▶ **Problem requirements**
The reply should contain all of the data below, word for word.

▶ **Input records**
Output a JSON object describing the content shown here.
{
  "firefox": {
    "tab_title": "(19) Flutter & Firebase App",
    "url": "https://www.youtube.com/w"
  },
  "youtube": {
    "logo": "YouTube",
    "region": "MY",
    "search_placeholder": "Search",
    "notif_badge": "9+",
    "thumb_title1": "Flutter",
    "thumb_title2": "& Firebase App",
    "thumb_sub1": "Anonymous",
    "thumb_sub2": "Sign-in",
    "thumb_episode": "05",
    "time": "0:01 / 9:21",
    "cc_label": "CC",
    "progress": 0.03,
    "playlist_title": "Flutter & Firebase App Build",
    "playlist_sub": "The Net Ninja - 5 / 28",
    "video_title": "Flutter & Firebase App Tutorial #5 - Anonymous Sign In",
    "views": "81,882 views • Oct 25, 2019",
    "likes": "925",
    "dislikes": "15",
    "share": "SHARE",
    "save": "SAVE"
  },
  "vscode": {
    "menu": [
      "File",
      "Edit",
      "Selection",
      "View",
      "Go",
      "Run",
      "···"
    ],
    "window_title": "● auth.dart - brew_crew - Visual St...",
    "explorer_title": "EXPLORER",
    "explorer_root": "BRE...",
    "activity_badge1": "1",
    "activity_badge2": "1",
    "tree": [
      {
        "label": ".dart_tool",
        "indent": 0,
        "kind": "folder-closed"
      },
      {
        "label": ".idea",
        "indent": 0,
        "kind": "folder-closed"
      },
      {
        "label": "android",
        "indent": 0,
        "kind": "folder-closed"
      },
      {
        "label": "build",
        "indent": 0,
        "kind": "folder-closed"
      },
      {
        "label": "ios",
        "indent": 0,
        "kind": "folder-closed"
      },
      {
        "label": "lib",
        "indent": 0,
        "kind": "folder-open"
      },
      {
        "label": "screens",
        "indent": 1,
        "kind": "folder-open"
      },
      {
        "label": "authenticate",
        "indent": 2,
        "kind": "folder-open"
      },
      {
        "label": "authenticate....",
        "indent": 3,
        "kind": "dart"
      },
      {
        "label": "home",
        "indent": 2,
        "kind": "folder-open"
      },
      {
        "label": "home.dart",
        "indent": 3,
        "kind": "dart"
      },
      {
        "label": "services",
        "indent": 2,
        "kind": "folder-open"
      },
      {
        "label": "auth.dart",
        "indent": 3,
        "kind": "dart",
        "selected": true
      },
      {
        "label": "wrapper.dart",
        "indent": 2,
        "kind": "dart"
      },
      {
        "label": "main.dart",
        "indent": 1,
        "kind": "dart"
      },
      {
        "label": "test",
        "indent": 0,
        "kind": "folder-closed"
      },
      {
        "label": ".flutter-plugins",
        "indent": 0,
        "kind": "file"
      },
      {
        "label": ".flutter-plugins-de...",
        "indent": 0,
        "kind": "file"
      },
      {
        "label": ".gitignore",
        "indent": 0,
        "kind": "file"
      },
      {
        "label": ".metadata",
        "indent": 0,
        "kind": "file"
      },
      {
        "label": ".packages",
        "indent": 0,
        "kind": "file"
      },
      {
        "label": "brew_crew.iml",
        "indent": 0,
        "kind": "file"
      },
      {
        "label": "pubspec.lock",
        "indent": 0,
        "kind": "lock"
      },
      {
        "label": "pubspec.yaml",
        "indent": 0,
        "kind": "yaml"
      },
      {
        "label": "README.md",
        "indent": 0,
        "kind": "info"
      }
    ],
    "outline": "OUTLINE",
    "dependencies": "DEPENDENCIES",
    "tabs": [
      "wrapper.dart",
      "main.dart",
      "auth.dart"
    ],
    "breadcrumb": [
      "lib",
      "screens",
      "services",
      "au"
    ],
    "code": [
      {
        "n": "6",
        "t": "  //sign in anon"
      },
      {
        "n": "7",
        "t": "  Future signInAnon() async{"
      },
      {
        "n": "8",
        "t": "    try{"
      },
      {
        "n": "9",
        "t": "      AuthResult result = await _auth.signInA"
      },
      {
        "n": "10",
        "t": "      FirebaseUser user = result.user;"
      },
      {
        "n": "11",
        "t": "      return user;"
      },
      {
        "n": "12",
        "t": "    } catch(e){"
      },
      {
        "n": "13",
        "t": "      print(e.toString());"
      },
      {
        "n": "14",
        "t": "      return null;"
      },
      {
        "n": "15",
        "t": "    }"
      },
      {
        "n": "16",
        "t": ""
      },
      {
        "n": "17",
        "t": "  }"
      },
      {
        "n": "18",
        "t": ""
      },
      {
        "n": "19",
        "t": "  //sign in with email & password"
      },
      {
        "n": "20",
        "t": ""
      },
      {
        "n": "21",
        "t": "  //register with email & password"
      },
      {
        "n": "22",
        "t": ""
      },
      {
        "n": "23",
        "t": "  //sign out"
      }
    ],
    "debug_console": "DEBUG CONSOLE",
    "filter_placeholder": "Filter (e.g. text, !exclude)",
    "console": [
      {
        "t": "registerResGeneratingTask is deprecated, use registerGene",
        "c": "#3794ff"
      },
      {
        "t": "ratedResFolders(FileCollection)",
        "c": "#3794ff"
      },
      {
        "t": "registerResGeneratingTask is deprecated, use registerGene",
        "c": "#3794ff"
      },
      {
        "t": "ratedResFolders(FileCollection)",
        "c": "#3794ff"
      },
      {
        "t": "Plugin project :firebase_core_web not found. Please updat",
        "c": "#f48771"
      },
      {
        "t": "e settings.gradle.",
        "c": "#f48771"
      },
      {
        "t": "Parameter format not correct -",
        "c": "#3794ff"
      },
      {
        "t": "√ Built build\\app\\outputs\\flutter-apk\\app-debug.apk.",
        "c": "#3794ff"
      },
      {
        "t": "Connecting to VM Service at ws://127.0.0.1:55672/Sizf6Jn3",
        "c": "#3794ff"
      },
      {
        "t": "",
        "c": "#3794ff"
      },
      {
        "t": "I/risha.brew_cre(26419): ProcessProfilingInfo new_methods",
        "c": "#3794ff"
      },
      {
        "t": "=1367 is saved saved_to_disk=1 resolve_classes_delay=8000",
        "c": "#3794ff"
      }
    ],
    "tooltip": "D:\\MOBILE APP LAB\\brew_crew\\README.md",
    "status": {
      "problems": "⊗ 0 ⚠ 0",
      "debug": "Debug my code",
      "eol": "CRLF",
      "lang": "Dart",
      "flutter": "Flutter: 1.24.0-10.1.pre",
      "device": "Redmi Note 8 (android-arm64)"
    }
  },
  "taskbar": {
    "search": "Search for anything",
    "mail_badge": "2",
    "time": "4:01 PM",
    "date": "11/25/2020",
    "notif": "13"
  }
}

▶ **Response for this exercise**
Output a JSON object describing the content shown here.
{
  "firefox": {
    "tab_title": "(19) Flutter & Firebase App",
    "url": "https://www.youtube.com/w"
  },
  "youtube": {
    "logo": "YouTube",
    "region": "MY",
    "search_placeholder": "Search",
    "notif_badge": "9+",
    "thumb_title1": "Flutter",
    "thumb_title2": "& Firebase App",
    "thumb_sub1": "Anonymous",
    "thumb_sub2": "Sign-in",
    "thumb_episode": "05",
    "time": "0:01 / 9:21",
    "cc_label": "CC",
    "progress": 0.03,
    "playlist_title": "Flutter & Firebase App Build",
    "playlist_sub": "The Net Ninja - 5 / 28",
    "video_title": "Flutter & Firebase App Tutorial #5 - Anonymous Sign In",
    "views": "81,882 views • Oct 25, 2019",
    "likes": "925",
    "dislikes": "15",
    "share": "SHARE",
    "save": "SAVE"
  },
  "vscode": {
    "menu": [
      "File",
      "Edit",
      "Selection",
      "View",
      "Go",
      "Run",
      "···"
    ],
    "window_title": "● auth.dart - brew_crew - Visual St...",
    "explorer_title": "EXPLORER",
    "explorer_root": "BRE...",
    "activity_badge1": "1",
    "activity_badge2": "1",
    "tree": [
      {
        "label": ".dart_tool",
        "indent": 0,
        "kind": "folder-closed"
      },
      {
        "label": ".idea",
        "indent": 0,
        "kind": "folder-closed"
      },
      {
        "label": "android",
        "indent": 0,
        "kind": "folder-closed"
      },
      {
        "label": "build",
        "indent": 0,
        "kind": "folder-closed"
      },
      {
        "label": "ios",
        "indent": 0,
        "kind": "folder-closed"
      },
      {
        "label": "lib",
        "indent": 0,
        "kind": "folder-open"
      },
      {
        "label": "screens",
        "indent": 1,
        "kind": "folder-open"
      },
      {
        "label": "authenticate",
        "indent": 2,
        "kind": "folder-open"
      },
      {
        "label": "authenticate....",
        "indent": 3,
        "kind": "dart"
      },
      {
        "label": "home",
        "indent": 2,
        "kind": "folder-open"
      },
      {
        "label": "home.dart",
        "indent": 3,
        "kind": "dart"
      },
      {
        "label": "services",
        "indent": 2,
        "kind": "folder-open"
      },
      {
        "label": "auth.dart",
        "indent": 3,
        "kind": "dart",
        "selected": true
      },
      {
        "label": "wrapper.dart",
        "indent": 2,
        "kind": "dart"
      },
      {
        "label": "main.dart",
        "indent": 1,
        "kind": "dart"
      },
      {
        "label": "test",
        "indent": 0,
        "kind": "folder-closed"
      },
      {
        "label": ".flutter-plugins",
        "indent": 0,
        "kind": "file"
      },
      {
        "label": ".flutter-plugins-de...",
        "indent": 0,
        "kind": "file"
      },
      {
        "label": ".gitignore",
        "indent": 0,
        "kind": "file"
      },
      {
        "label": ".metadata",
        "indent": 0,
        "kind": "file"
      },
      {
        "label": ".packages",
        "indent": 0,
        "kind": "file"
      },
      {
        "label": "brew_crew.iml",
        "indent": 0,
        "kind": "file"
      },
      {
        "label": "pubspec.lock",
        "indent": 0,
        "kind": "lock"
      },
      {
        "label": "pubspec.yaml",
        "indent": 0,
        "kind": "yaml"
      },
      {
        "label": "README.md",
        "indent": 0,
        "kind": "info"
      }
    ],
    "outline": "OUTLINE",
    "dependencies": "DEPENDENCIES",
    "tabs": [
      "wrapper.dart",
      "main.dart",
      "auth.dart"
    ],
    "breadcrumb": [
      "lib",
      "screens",
      "services",
      "au"
    ],
    "code": [
      {
        "n": "6",
        "t": "  //sign in anon"
      },
      {
        "n": "7",
        "t": "  Future signInAnon() async{"
      },
      {
        "n": "8",
        "t": "    try{"
      },
      {
        "n": "9",
        "t": "      AuthResult result = await _auth.signInA"
      },
      {
        "n": "10",
        "t": "      FirebaseUser user = result.user;"
      },
      {
        "n": "11",
        "t": "      return user;"
      },
      {
        "n": "12",
        "t": "    } catch(e){"
      },
      {
        "n": "13",
        "t": "      print(e.toString());"
      },
      {
        "n": "14",
        "t": "      return null;"
      },
      {
        "n": "15",
        "t": "    }"
      },
      {
        "n": "16",
        "t": ""
      },
      {
        "n": "17",
        "t": "  }"
      },
      {
        "n": "18",
        "t": ""
      },
      {
        "n": "19",
        "t": "  //sign in with email & password"
      },
      {
        "n": "20",
        "t": ""
      },
      {
        "n": "21",
        "t": "  //register with email & password"
      },
      {
        "n": "22",
        "t": ""
      },
      {
        "n": "23",
        "t": "  //sign out"
      }
    ],
    "debug_console": "DEBUG CONSOLE",
    "filter_placeholder": "Filter (e.g. text, !exclude)",
    "console": [
      {
        "t": "registerResGeneratingTask is deprecated, use registerGene",
        "c": "#3794ff"
      },
      {
        "t": "ratedResFolders(FileCollection)",
        "c": "#3794ff"
      },
      {
        "t": "registerResGeneratingTask is deprecated, use registerGene",
        "c": "#3794ff"
      },
      {
        "t": "ratedResFolders(FileCollection)",
        "c": "#3794ff"
      },
      {
        "t": "Plugin project :firebase_core_web not found. Please updat",
        "c": "#f48771"
      },
      {
        "t": "e settings.gradle.",
        "c": "#f48771"
      },
      {
        "t": "Parameter format not correct -",
        "c": "#3794ff"
      },
      {
        "t": "√ Built build\\app\\outputs\\flutter-apk\\app-debug.apk.",
        "c": "#3794ff"
      },
      {
        "t": "Connecting to VM Service at ws://127.0.0.1:55672/Sizf6Jn3",
        "c": "#3794ff"
      },
      {
        "t": "",
        "c": "#3794ff"
      },
      {
        "t": "I/risha.brew_cre(26419): ProcessProfilingInfo new_methods",
        "c": "#3794ff"
      },
      {
        "t": "=1367 is saved saved_to_disk=1 resolve_classes_delay=8000",
        "c": "#3794ff"
      }
    ],
    "tooltip": "D:\\MOBILE APP LAB\\brew_crew\\README.md",
    "status": {
      "problems": "⊗ 0 ⚠ 0",
      "debug": "Debug my code",
      "eol": "CRLF",
      "lang": "Dart",
      "flutter": "Flutter: 1.24.0-10.1.pre",
      "device": "Redmi Note 8 (android-arm64)"
    }
  },
  "taskbar": {
    "search": "Search for anything",
    "mail_badge": "2",
    "time": "4:01 PM",
    "date": "11/25/2020",
    "notif": "13"
  }
}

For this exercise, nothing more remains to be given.